When Sage was a wee babe and I would have to drive the car to get her to sleep, I would play your CD often. Well, her favorite song is #3 “Fat Ass”. It is my favorite, but I know I did not tell her that. Also, now she specifically asks for that song!!! It’s crazy!! She is three years old and this is her first favorite song! I love it! And I love the song and CD! It’s so cute although I listen to the song about 10 times every car ride!
Oh, and you will crack up…Sage now sings “the song” she knows a lot of the words, I’m telling you, it’s kind of freaking me out! OH!! I have tried to capture her glazed over look when it’s on, but she keeps catching me and changing the look…! LOL!! SHE is a smart cookie! I will keep trying…in the midtrum (my own word) I have intro’d her to two other songs just because I was afraid I would wear a hole in the CD of songs #3 and #4. She loves that one, too…SO NOW, LOL!! She calls “the song” her “ORIGINAL SONG” LOL, this kid is funny…Sage wants to thank you for “the song”….

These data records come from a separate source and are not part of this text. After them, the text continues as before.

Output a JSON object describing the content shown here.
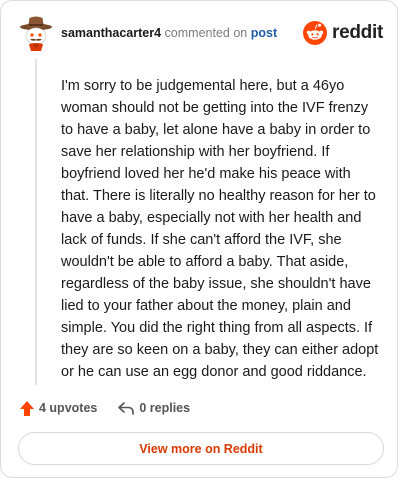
{
  "colors": {
    "reddit_orange": "#ff4500",
    "upvote_orange": "#ff4500",
    "link_blue": "#1f5fa8",
    "view_more_text": "#d93a00"
  },
  "header": {
    "username": "samanthacarter4",
    "action_text": "commented on",
    "post_link": "post",
    "brand_text": "reddit",
    "avatar_icon": "cowboy-snoo-avatar",
    "logo_icon": "reddit-snoo-logo-icon"
  },
  "comment": {
    "text": "I'm sorry to be judgemental here, but a 46yo woman should not be getting into the IVF frenzy to have a baby, let alone have a baby in order to save her relationship with her boyfriend. If boyfriend loved her he'd make his peace with that. There is literally no healthy reason for her to have a baby, especially not with her health and lack of funds. If she can't afford the IVF, she wouldn't be able to afford a baby. That aside, regardless of the baby issue, she shouldn't have lied to your father about the money, plain and simple. You did the right thing from all aspects. If they are so keen on a baby, they can either adopt or he can use an egg donor and good riddance."
  },
  "actions": {
    "upvotes_label": "4 upvotes",
    "replies_label": "0 replies",
    "upvote_icon": "upvote-arrow-icon",
    "reply_icon": "reply-arrow-icon"
  },
  "footer": {
    "view_more_label": "View more on Reddit"
  }
}
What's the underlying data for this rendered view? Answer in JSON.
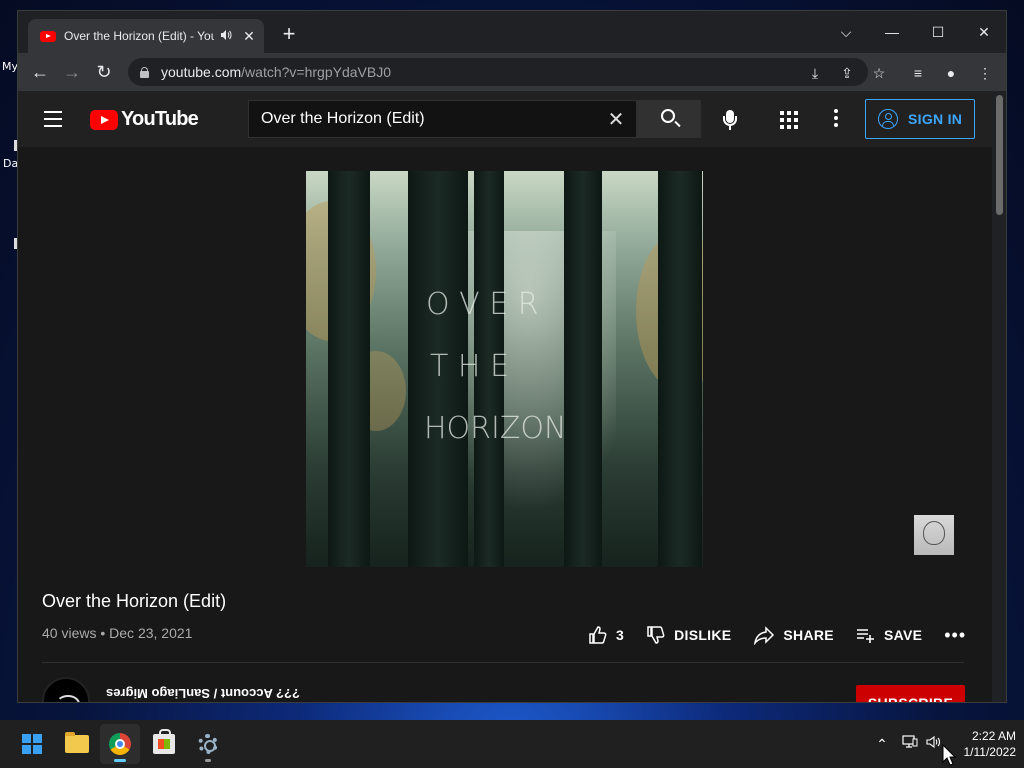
{
  "desktop": {
    "icon_labels": [
      "My",
      "Da"
    ]
  },
  "browser": {
    "tab_title": "Over the Horizon (Edit) - YouTube",
    "audio_icon": "speaker-icon",
    "close_glyph": "✕",
    "new_tab_glyph": "+",
    "window_controls": {
      "tabsearch": "⌵",
      "minimize": "—",
      "maximize": "☐",
      "close": "✕"
    },
    "url_host": "youtube.com",
    "url_path": "/watch?v=hrgpYdaVBJ0"
  },
  "youtube": {
    "logo_text": "YouTube",
    "search_query": "Over the Horizon (Edit)",
    "signin_label": "SIGN IN",
    "poster": {
      "line1": "O V E R",
      "line2": "T H E",
      "line3": "HORIZON"
    },
    "video_title": "Over the Horizon (Edit)",
    "views": "40 views",
    "date": "Dec 23, 2021",
    "likes": "3",
    "dislike_label": "DISLIKE",
    "share_label": "SHARE",
    "save_label": "SAVE",
    "more_glyph": "•••",
    "channel_name": "??? Account / SanLiago Migres",
    "subscribe_label": "SUBSCRIBE"
  },
  "taskbar": {
    "apps": [
      "start",
      "file-explorer",
      "chrome",
      "microsoft-store",
      "settings"
    ],
    "time": "2:22 AM",
    "date": "1/11/2022",
    "colors": {
      "accent": "#60cdff"
    }
  },
  "colors": {
    "yt_red": "#ff0000",
    "yt_blue": "#3ea6ff",
    "subscribe_red": "#cc0000"
  }
}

So what’s all this build up to the conversation with Rajah C. Beldone? Well, we were talking about this record, The Inner Distance, because he’s going to be involved, and at the time, I was really anxious about some of the technical maneuvers I had to pull off in order to make it happen. We were jawbonin’ and I said, “The reason I’m so amped is that if I can pull this shit off, with all the different people contributing and all the back and forth, this record is going to be right up there will the handful of landmark achievements in my life.”
Those of you who’ve been following will recall from the last post that I used the Internet to solve my bass issues, in the process of which, I met Stu Morrow, who is the creator of Strat DIY (And Other Guitar Projects), and close personal friend of Rajah Cheech Beldone. Upon learning the nature of this project, Stu offered to let me borrow a couple of effect pedals, one of which he designed and built, The Volumizer.
Because I am running the bass direct into the 8-track, I was having a hell of a time getting it to sound, well, like a bass. That’s one of the inherent issues with going direct, especially on one of these standalone, all-in-one units. Sure, they have all sorts of presets designed to give you options, for instance, amp and speaker modeling. Having used them in the past, I have stretched their limitations to the fullest, and still haven’t found a sound I like.
For the previous two records, I had the luxury of being able to run the bass through Chris Lanier’s Ampeg SVT and mic it up. I don’t have that luxury this time around. Plus, I was seriously concerned that I might actually damage the machine by running a hot-wired active pick-up straight in. There are all kinds of potential electrical issues that may or may not arise. Anyway, so I asked Stu if he had any suggestions and he offered to lend me a Behringer Direct Input Box, The Volumizer, and a funky-cool No Name box that Stu described as being sort of a hybrid-Rat distortion pedal that could be dialed down to give the bottom end some beef.
The DI didn’t work at all. It either drove the signal too hard or too soft. Then I plugged in the Volumizer and Shazam! Instant bass-ness. I don’t know enough about the tech angle to describe what the Volumizer does, even though Stu explained it to me in fairly straight-forward detail. The only thing I know is: if I owned one of these fuckers, it would be used on EVERYTHING. The difference it made was mind-blowing. Anyway, the No Name pedal turned out to be exactly what Stu said it was, and I used it to get a super-cool distorto-fuzz bass tone that I used on “Ain’t No Man of the World”, and basically makes the track.
So now, the bass is done. I may go back and redo the tracks I did BEFORE I got my paws on the Volumizer. In fact, that’s what I’ll do tonight. Otherwise, we’re moving on to the really exciting phase. Due in no small part to the gracious generosity of some really talented people, in just a few days I will be able to announce the new members of this collective called Aztec Hearts. I’m so excited I can hardly sleep!